AFA has been extremely clear in all communications with airline management, legislators and government agencies that Flight Attendants are aviation’s first responders and should therefore be screened the same as any other healthcare worker. At the very least we should be screened the same as passengers. AFA has been moving the needle at individual carriers and internationally, but all the simultaneous urgent issues have somewhat drowned out those efforts. We have also been able to secure numerous increased protections for Flight Attendants, but more needs to be done.
Railway Labor Act
For US airlines, the Labor-management relationship is governed by the Railway Labor Act (RLA). The RLA is specifically designed to minimize the potential for disruption of interstate commerce. The unions cannot legally take any action to ground the airlines. Further, AFA Alaska cannot do so for Alaska Airlines pursuant to the “General Association: No Lock-Out Provision” in §27.C of the collective bargaining agreement. Even if the Master Executive Council (MEC) simply were to make a general statement calling upon Alaska Airlines management to ground the operation, would that really be the right thing to do for the long-term survival of the Company?
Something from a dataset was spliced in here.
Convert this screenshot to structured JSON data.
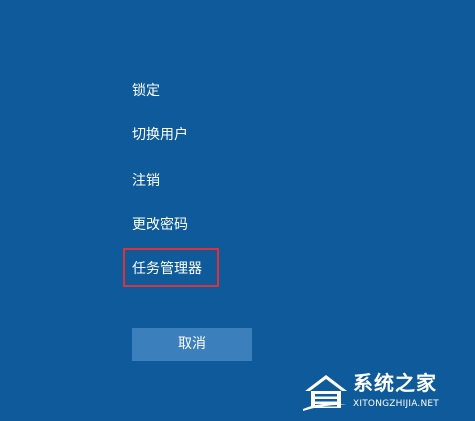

Potential financial impact of halting operations
Is it reasonable to ask Alaska Airlines management to ground operations without a federal mandate to ground all carriers? Is it reasonable to advocate for the Company to pay all employees during a time when no revenue is coming in? Meanwhile, other carriers would benefit from the decreased capacity over shared routes, and they would be potentially emboldened to exploit that temporary competitive advantage. Is it reasonable to expect there to be a financially solvent Company to return to after such a scenario?
AFA Alaska leadership has a responsibility to collectively look out for all 6000+ Alaska Airlines flight attendants, the approximately 23,000 direct employees of the airline and the numerous vendor employees who also rely on the Company for their livelihoods. It is a tough balance to strike between protecting the health of employees and their immediate families today versus ensuring a paycheck in the immediate future versus securing the greatest chance of having any paycheck at all from this Company in the long term. The reality is that this Company needs a sufficient number of Flight Attendants who are willing to fly in order keep the operation running, which will help maintain the Company’s relative financial advantage over other carriers. See Seeking Alpha’s “Southwest Airlines And Alaska Air: Built To Survive Coronavirus” article for more information.
If there is no Company, then there are no employees and no union advocates. The situation is really that dire. There are several US carriers that are expected to announce bankruptcy in the coming days or weeks. Even the bigger ones like Alaska Airlines will have to take very significant steps to stop the cash flow bleed if the government does not approve a financial aid package.
What can you do to help?
Please, please, please tell Congress to push through an aid package that puts workers first and protects our pay, our jobs and our healthcare. AFA and Alaska Airlines have provided their respective versions of a message to send to Congress, and they are both very easy to complete. Encourage your co-workers to do the same right now!
Alaska Airlines: https://p2a.co/kwRvayQ?p2asource=Alaska
AFA will continue fighting to protect our Flight Attendants as best we can given the tools at our disposal and within the practical limitations of our sphere of influence.
Your MEC – Jeffrey Peterson, Brian Palmer, Linda Christou, Matt Cook, Terry Taylor, Mario de’Medici, Melissa Osborne, Tim Green and Brice McGee